▶ _The problem_
A word-for-word restatement of every entry is what is needed here.

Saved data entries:
==========
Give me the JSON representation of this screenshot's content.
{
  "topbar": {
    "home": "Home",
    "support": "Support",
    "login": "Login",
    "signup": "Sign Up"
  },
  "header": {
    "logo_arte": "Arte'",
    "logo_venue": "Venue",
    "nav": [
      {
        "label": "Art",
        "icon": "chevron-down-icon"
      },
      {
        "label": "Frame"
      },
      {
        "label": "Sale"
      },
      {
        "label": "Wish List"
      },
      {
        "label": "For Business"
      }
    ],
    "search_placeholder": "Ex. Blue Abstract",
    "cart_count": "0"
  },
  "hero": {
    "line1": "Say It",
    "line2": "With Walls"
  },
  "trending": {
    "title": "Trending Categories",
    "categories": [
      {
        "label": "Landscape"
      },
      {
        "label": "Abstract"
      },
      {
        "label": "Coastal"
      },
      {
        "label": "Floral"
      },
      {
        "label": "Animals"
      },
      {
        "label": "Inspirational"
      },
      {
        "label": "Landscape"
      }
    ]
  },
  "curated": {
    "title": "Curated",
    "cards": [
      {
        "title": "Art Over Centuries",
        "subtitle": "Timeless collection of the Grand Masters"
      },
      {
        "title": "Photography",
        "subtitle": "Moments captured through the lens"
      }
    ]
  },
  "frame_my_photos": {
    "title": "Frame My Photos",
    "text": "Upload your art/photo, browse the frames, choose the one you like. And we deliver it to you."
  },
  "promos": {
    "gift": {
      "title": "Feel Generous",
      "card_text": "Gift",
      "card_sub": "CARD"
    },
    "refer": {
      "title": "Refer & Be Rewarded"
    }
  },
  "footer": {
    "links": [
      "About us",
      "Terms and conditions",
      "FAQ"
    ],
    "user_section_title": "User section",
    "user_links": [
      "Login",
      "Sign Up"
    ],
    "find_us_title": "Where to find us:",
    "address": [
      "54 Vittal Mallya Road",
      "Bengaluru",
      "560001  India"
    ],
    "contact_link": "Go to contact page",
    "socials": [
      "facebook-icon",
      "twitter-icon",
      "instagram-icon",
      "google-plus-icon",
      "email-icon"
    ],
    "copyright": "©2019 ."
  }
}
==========
▶ _Answer to this task_
Give me the JSON representation of this screenshot's content.
{
  "topbar": {
    "home": "Home",
    "support": "Support",
    "login": "Login",
    "signup": "Sign Up"
  },
  "header": {
    "logo_arte": "Arte'",
    "logo_venue": "Venue",
    "nav": [
      {
        "label": "Art",
        "icon": "chevron-down-icon"
      },
      {
        "label": "Frame"
      },
      {
        "label": "Sale"
      },
      {
        "label": "Wish List"
      },
      {
        "label": "For Business"
      }
    ],
    "search_placeholder": "Ex. Blue Abstract",
    "cart_count": "0"
  },
  "hero": {
    "line1": "Say It",
    "line2": "With Walls"
  },
  "trending": {
    "title": "Trending Categories",
    "categories": [
      {
        "label": "Landscape"
      },
      {
        "label": "Abstract"
      },
      {
        "label": "Coastal"
      },
      {
        "label": "Floral"
      },
      {
        "label": "Animals"
      },
      {
        "label": "Inspirational"
      },
      {
        "label": "Landscape"
      }
    ]
  },
  "curated": {
    "title": "Curated",
    "cards": [
      {
        "title": "Art Over Centuries",
        "subtitle": "Timeless collection of the Grand Masters"
      },
      {
        "title": "Photography",
        "subtitle": "Moments captured through the lens"
      }
    ]
  },
  "frame_my_photos": {
    "title": "Frame My Photos",
    "text": "Upload your art/photo, browse the frames, choose the one you like. And we deliver it to you."
  },
  "promos": {
    "gift": {
      "title": "Feel Generous",
      "card_text": "Gift",
      "card_sub": "CARD"
    },
    "refer": {
      "title": "Refer & Be Rewarded"
    }
  },
  "footer": {
    "links": [
      "About us",
      "Terms and conditions",
      "FAQ"
    ],
    "user_section_title": "User section",
    "user_links": [
      "Login",
      "Sign Up"
    ],
    "find_us_title": "Where to find us:",
    "address": [
      "54 Vittal Mallya Road",
      "Bengaluru",
      "560001  India"
    ],
    "contact_link": "Go to contact page",
    "socials": [
      "facebook-icon",
      "twitter-icon",
      "instagram-icon",
      "google-plus-icon",
      "email-icon"
    ],
    "copyright": "©2019 ."
  }
}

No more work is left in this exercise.